—The CEO and CFO of Cambridge University Hospitals have stepped down amid financial pressures partly tied to a $300 million implementation of electronic health records software developed by Verona-based Epic Systems, according to British media reports and a note to investors from Robert W. Baird & Co. The resignations come as observers continue to scrutinize the “deteriorating financial condition” of Cambridge, Epic’s first U.K. customer, Baird said. Several other health systems in the country still intend to install Epic, but at least one hospital there concluded Epic “did not provide the best value,” according to the Baird note.
—New Richmond-based startup Engineered Propulsion Systems has raised $1.4 million, a figure that could reach $14.5 million, according to an SEC filing. Three investors participated in the round, which is a combination of equity, debt, and options. According to the company’s website, it’s developing a lightweight diesel engine for general aviation that emits 17 percent less carbon dioxide than competing diesel engines.
—Milwaukee-based Scanalytics has been selected for the fall class of Seamless, a Grand Rapids, MI-based accelerator for “Internet of things” startups. Scanalytics has created a smart floor sensor to measure foot traffic at stores and other physical places. Seamless participants receive $20,000 in seed investment and access to large companies like Meijer, a supermarket chain based in Grand Rapids.
—The Water Council, Wisconsin Economic Development Corp. (WEDC), and the University of Wisconsin-Milwaukee released a report on the impact of investments in water technology in an area centered in Milwaukee’s Walker’s Point neighborhood, which the report calls “The Water Technology District.” From 2010 to 2014, public and private investments have totaled $211.4 million. Property values in the district increased by 16.6 percent over the four-year period, the report found. The Water Council’s Global Water Center is located in that neighborhood.
—Arrowhead Research (NASDAQ: ARWR), which is based in Pasadena, CA, but houses its research and development operations in Madison, released data Thursday showing its hepatitis B drug candidate significantly reduced viral antigens in humans and chimpanzees. Shares in the company soared in early trading Thursday, then fell steadily, finishing up 6.7 percent on the day. CEO Chris Anzalone says that during Phase 2a clinical trials, one patient cohort experienced “the highest knockdown ever reported in a human” treated with a ribonucleic acid interference (RNAi) therapeutic.

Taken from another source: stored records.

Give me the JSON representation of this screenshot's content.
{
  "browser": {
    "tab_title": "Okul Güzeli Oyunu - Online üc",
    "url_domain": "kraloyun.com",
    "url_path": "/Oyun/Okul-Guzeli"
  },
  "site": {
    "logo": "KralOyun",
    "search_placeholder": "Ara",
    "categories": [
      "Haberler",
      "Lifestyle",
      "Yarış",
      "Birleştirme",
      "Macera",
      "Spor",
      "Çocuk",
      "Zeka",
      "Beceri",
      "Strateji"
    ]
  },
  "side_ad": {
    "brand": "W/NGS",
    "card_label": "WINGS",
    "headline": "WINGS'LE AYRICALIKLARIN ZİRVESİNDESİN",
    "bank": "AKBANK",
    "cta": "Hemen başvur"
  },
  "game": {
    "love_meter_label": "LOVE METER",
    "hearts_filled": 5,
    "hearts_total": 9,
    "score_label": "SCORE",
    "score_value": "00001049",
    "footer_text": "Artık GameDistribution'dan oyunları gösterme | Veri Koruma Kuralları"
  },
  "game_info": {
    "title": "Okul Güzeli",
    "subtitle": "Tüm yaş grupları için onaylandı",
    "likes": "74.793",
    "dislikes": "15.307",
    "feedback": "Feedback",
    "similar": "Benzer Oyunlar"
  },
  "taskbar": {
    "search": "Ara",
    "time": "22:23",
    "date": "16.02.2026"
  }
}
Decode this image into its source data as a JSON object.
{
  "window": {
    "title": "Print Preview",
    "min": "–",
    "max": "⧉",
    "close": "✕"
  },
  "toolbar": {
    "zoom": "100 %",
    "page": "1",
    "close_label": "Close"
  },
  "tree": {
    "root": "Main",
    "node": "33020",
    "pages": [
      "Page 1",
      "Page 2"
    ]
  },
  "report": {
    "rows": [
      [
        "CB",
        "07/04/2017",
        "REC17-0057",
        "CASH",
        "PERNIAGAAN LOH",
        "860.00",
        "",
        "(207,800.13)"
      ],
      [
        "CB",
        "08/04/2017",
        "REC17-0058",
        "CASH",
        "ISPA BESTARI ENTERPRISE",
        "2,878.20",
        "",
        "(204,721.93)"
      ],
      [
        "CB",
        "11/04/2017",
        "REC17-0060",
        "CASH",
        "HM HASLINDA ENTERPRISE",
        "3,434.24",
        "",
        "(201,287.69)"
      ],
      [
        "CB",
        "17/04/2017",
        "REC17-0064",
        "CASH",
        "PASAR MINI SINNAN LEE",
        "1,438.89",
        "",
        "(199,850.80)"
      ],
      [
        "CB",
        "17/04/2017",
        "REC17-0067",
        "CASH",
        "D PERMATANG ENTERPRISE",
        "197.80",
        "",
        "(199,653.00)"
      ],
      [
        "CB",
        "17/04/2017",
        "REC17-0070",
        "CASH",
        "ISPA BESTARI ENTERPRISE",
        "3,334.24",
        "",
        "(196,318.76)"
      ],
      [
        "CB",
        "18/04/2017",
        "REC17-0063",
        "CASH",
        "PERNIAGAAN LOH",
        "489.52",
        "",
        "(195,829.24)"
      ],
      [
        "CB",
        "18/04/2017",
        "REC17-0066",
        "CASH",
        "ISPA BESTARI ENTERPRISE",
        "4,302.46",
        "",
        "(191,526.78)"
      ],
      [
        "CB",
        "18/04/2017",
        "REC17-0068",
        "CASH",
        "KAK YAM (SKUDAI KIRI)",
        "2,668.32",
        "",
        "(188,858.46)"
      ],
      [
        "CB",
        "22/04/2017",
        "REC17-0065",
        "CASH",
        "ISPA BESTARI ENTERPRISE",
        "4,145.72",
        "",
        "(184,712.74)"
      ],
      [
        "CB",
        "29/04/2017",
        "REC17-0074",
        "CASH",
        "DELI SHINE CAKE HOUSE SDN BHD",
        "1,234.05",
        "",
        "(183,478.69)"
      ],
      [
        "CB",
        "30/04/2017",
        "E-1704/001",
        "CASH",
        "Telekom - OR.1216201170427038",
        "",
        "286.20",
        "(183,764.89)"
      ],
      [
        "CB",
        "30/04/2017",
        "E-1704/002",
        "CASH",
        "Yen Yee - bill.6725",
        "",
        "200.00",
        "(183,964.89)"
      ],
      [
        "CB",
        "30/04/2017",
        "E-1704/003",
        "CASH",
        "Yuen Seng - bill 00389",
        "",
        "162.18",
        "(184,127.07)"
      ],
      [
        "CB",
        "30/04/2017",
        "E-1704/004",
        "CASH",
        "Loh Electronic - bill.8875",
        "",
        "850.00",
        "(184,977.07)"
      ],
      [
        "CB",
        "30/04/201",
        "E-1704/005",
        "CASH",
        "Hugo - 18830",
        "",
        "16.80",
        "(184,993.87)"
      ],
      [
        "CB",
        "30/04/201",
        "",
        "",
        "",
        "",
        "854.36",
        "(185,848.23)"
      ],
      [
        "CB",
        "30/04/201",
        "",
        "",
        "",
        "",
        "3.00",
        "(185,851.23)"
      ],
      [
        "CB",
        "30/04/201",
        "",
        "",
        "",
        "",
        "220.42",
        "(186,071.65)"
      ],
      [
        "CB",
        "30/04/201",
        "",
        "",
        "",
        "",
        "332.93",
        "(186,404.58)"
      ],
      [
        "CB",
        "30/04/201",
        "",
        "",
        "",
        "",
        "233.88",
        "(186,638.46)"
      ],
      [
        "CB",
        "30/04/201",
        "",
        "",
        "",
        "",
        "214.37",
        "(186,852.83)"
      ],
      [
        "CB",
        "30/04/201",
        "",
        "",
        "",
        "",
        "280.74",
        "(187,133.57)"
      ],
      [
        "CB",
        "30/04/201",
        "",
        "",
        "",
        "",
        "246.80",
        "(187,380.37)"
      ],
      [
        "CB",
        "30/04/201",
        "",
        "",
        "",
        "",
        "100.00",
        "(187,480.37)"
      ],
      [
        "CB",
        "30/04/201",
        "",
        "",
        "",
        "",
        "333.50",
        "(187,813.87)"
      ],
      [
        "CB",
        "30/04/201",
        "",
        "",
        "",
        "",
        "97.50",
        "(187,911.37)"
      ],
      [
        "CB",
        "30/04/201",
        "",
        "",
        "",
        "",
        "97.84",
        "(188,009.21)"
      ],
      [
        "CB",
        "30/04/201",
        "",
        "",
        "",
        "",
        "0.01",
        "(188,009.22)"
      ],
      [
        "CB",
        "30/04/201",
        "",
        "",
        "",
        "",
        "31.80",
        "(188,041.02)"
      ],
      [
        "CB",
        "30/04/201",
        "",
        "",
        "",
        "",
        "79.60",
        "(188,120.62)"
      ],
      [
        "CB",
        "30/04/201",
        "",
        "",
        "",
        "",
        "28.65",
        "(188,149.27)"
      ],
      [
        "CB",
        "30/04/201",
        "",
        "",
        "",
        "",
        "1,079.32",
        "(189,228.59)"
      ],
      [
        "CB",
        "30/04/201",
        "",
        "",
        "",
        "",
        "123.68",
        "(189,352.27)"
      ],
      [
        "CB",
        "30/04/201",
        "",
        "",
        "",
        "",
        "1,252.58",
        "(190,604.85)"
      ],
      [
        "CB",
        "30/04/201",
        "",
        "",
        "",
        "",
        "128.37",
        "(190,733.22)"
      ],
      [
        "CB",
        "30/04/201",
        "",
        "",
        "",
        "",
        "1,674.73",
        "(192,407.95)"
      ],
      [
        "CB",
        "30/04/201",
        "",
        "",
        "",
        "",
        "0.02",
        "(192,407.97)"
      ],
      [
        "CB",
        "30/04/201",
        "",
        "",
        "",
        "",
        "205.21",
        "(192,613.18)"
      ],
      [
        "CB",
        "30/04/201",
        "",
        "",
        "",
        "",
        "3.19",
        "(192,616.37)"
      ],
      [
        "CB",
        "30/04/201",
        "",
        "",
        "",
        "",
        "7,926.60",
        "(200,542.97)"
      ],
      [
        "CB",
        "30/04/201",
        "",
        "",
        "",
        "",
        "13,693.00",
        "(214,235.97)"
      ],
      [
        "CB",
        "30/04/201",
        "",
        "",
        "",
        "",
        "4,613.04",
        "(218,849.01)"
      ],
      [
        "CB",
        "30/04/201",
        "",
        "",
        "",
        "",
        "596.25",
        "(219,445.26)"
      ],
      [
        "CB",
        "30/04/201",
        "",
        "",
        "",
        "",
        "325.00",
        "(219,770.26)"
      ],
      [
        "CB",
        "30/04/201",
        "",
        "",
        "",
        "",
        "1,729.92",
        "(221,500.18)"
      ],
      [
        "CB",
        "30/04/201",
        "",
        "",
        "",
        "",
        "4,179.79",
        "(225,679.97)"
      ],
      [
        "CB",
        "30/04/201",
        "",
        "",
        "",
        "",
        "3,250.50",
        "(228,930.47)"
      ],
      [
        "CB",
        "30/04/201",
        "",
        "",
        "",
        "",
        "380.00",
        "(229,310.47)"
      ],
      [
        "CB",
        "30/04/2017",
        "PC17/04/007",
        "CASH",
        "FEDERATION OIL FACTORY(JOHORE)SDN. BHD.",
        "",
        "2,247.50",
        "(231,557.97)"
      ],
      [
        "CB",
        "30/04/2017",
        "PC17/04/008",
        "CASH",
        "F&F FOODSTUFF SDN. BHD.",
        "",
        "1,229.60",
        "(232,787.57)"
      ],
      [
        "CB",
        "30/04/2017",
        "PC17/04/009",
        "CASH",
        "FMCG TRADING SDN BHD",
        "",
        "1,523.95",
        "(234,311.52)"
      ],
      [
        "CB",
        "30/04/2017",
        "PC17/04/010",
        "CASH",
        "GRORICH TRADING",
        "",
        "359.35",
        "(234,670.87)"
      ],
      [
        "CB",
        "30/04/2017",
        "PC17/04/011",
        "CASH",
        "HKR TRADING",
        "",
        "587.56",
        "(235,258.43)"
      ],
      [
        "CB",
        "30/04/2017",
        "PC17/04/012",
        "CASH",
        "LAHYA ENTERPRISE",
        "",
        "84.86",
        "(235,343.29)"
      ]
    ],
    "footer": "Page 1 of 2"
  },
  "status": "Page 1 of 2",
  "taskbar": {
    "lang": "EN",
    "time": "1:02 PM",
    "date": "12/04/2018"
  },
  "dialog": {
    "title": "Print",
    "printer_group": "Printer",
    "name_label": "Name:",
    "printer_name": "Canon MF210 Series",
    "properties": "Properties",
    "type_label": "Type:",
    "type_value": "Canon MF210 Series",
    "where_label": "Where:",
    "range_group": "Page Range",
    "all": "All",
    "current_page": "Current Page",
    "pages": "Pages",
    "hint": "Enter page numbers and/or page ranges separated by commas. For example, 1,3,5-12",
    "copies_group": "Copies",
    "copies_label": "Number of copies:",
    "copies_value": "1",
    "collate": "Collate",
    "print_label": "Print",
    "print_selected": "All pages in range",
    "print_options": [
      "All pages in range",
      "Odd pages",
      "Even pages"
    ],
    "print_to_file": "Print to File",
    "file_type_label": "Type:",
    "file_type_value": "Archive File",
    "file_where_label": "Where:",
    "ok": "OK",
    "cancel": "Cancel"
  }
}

—Johnson Controls (NYSE: JCI) said it will trim its global salaried workforce by about 3,000, or 2.5 percent of total employees, over the next two years. JCI said it will save $250 million annually from the staff cuts. The Sept. 18 announcement capped a busy week for the company, which is best known for making batteries, car seats, and efficiency systems for buildings.
—The Badger Fund of Funds, a state initiative aimed at pumping more venture capital into Wisconsin startups, could begin investing later this year, general partner Ken Johnson says. The fund of funds will manage $25 million from the state and at least $8 million in private investments. A key next step is naming managers of the “recipient” funds, which will receive chunks of money from the core fund. Five candidates are undergoing a “due diligence process,” Johnson says.